- _Problem statement_:
The lines wanted are those in the data below that include "this".

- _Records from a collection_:

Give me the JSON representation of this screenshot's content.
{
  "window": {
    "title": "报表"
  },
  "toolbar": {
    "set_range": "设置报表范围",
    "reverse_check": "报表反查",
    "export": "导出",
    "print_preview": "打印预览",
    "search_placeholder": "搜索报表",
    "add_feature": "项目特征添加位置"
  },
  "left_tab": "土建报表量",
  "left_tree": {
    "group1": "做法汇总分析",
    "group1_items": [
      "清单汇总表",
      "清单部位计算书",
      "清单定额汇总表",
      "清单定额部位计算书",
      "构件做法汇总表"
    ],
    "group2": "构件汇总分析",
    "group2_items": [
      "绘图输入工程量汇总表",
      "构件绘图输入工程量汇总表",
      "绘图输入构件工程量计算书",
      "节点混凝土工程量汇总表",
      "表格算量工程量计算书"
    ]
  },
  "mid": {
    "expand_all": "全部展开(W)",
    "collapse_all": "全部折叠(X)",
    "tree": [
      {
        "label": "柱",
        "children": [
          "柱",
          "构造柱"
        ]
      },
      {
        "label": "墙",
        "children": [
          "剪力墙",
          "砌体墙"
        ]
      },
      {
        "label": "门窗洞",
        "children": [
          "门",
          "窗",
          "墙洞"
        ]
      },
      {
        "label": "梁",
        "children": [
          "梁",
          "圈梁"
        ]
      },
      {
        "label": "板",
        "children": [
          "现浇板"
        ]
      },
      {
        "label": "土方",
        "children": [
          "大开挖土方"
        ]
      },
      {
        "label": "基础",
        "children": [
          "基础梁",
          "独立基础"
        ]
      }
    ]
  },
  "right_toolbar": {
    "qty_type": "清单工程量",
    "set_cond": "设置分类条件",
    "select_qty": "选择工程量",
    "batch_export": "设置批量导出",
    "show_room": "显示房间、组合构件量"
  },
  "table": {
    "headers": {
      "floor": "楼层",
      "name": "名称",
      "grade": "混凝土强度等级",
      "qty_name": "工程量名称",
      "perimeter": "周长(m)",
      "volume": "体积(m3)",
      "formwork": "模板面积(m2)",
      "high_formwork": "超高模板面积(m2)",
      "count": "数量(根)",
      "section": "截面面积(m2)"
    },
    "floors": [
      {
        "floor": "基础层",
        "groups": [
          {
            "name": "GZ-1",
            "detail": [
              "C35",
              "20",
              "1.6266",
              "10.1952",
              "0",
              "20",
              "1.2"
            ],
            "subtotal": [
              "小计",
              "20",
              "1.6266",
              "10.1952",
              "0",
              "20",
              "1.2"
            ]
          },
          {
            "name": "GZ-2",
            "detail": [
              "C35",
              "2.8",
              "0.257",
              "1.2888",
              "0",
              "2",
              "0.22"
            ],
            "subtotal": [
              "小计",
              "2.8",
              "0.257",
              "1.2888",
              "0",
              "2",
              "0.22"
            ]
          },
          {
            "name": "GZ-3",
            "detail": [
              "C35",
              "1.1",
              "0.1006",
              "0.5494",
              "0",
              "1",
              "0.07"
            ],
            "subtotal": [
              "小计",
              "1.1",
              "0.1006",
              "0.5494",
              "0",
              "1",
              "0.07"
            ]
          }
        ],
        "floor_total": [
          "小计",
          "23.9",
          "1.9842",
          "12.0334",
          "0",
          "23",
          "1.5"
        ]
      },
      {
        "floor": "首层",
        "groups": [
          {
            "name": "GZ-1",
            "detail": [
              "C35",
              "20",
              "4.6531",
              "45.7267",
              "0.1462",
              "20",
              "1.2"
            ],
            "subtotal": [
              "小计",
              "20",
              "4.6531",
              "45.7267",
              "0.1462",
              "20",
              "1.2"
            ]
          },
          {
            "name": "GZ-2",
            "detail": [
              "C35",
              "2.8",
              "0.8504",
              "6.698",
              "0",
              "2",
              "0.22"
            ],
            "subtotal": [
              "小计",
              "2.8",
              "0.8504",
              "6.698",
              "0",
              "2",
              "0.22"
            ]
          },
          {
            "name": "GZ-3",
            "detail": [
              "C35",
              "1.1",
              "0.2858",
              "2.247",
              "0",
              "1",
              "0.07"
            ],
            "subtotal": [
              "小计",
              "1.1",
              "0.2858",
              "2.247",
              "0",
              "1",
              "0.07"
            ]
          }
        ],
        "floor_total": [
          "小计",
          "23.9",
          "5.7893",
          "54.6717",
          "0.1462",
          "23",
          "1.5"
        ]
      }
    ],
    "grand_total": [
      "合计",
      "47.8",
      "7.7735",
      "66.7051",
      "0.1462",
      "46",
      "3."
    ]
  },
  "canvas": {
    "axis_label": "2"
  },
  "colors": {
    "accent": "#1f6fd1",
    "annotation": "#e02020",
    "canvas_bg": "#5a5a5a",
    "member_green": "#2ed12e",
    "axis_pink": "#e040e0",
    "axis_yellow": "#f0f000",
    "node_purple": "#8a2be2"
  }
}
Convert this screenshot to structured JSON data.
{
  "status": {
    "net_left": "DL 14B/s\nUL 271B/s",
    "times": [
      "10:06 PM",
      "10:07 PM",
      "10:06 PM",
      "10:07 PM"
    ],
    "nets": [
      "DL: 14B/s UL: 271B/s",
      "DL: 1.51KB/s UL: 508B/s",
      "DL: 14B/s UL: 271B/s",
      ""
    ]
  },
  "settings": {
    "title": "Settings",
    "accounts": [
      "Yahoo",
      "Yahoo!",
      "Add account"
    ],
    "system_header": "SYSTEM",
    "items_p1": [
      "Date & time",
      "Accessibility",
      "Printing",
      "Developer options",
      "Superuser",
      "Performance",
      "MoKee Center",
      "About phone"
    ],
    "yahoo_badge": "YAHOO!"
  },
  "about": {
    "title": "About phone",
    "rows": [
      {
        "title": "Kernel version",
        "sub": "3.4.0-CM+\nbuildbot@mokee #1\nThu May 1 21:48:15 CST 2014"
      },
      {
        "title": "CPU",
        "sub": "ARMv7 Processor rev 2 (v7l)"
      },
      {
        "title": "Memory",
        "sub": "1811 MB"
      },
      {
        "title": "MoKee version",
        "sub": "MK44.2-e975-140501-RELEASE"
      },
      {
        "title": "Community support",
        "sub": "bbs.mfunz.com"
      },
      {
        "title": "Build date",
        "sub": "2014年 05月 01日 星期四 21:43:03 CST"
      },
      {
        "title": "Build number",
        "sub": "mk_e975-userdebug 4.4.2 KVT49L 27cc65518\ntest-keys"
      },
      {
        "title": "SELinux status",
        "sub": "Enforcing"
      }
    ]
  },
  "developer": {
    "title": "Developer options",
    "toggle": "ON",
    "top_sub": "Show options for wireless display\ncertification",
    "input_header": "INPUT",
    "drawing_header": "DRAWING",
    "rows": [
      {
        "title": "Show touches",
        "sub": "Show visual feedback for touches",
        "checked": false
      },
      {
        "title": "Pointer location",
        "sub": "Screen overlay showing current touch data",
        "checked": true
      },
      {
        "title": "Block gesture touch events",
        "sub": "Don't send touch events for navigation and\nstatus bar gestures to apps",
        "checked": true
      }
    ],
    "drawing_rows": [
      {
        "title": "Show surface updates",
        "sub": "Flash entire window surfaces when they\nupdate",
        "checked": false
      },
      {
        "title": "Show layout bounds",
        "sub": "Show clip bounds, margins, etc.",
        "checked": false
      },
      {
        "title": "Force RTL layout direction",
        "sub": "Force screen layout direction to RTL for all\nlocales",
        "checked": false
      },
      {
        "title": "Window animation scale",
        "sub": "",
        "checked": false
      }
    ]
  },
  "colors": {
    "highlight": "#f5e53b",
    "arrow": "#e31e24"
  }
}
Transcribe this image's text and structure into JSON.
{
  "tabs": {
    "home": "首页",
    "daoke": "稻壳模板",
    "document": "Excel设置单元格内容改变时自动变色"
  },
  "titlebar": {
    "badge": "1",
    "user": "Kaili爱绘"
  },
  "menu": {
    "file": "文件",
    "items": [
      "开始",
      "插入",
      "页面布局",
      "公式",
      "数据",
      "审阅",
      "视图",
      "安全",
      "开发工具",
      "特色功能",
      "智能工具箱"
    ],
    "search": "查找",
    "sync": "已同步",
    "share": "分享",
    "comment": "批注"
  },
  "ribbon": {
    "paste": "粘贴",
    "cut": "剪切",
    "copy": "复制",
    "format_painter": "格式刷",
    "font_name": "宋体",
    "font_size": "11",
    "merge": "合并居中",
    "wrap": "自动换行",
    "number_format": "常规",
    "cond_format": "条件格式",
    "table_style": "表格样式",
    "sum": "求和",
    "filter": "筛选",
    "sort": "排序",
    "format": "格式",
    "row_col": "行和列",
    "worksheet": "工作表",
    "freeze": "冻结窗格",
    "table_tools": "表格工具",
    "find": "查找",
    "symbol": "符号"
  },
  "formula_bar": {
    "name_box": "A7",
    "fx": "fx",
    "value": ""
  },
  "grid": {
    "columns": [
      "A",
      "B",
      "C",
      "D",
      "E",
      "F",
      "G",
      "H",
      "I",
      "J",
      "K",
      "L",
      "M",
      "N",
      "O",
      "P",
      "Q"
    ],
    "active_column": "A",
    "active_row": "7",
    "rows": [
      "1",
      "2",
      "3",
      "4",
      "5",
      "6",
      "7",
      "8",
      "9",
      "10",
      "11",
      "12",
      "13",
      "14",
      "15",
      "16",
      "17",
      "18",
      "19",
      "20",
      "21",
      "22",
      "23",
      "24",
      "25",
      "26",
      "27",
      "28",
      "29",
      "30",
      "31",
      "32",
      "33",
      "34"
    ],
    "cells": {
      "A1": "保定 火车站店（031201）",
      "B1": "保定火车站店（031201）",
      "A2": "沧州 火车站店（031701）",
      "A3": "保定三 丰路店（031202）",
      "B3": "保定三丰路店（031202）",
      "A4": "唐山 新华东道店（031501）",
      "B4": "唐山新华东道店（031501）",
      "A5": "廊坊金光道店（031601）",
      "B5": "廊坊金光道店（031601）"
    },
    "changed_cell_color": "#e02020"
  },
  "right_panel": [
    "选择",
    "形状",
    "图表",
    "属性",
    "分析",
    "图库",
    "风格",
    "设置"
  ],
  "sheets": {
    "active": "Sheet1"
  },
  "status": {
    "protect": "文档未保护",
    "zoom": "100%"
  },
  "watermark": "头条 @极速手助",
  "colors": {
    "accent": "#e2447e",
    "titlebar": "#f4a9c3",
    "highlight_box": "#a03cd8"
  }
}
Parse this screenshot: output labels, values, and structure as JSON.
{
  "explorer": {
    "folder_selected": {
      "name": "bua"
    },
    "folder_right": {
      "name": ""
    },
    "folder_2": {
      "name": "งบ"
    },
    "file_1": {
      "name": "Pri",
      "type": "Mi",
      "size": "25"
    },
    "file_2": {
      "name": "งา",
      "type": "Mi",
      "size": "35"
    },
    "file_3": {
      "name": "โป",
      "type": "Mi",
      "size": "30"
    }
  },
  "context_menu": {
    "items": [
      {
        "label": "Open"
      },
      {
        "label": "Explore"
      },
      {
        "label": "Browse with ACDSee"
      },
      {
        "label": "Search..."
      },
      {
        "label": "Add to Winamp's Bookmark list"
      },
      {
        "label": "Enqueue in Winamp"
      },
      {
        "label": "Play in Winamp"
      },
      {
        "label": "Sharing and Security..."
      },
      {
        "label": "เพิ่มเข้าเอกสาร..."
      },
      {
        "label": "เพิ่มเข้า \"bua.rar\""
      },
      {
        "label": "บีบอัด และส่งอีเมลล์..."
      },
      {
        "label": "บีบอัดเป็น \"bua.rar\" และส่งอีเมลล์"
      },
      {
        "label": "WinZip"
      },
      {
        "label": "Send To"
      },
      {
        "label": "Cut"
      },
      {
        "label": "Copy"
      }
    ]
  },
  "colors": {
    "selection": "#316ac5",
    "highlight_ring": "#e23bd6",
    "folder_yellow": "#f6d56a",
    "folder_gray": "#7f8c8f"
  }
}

- _Your solution_:
Give me the JSON representation of this screenshot's content.
Convert this screenshot to structured JSON data.
Transcribe this image's text and structure into JSON.
Parse this screenshot: output labels, values, and structure as JSON.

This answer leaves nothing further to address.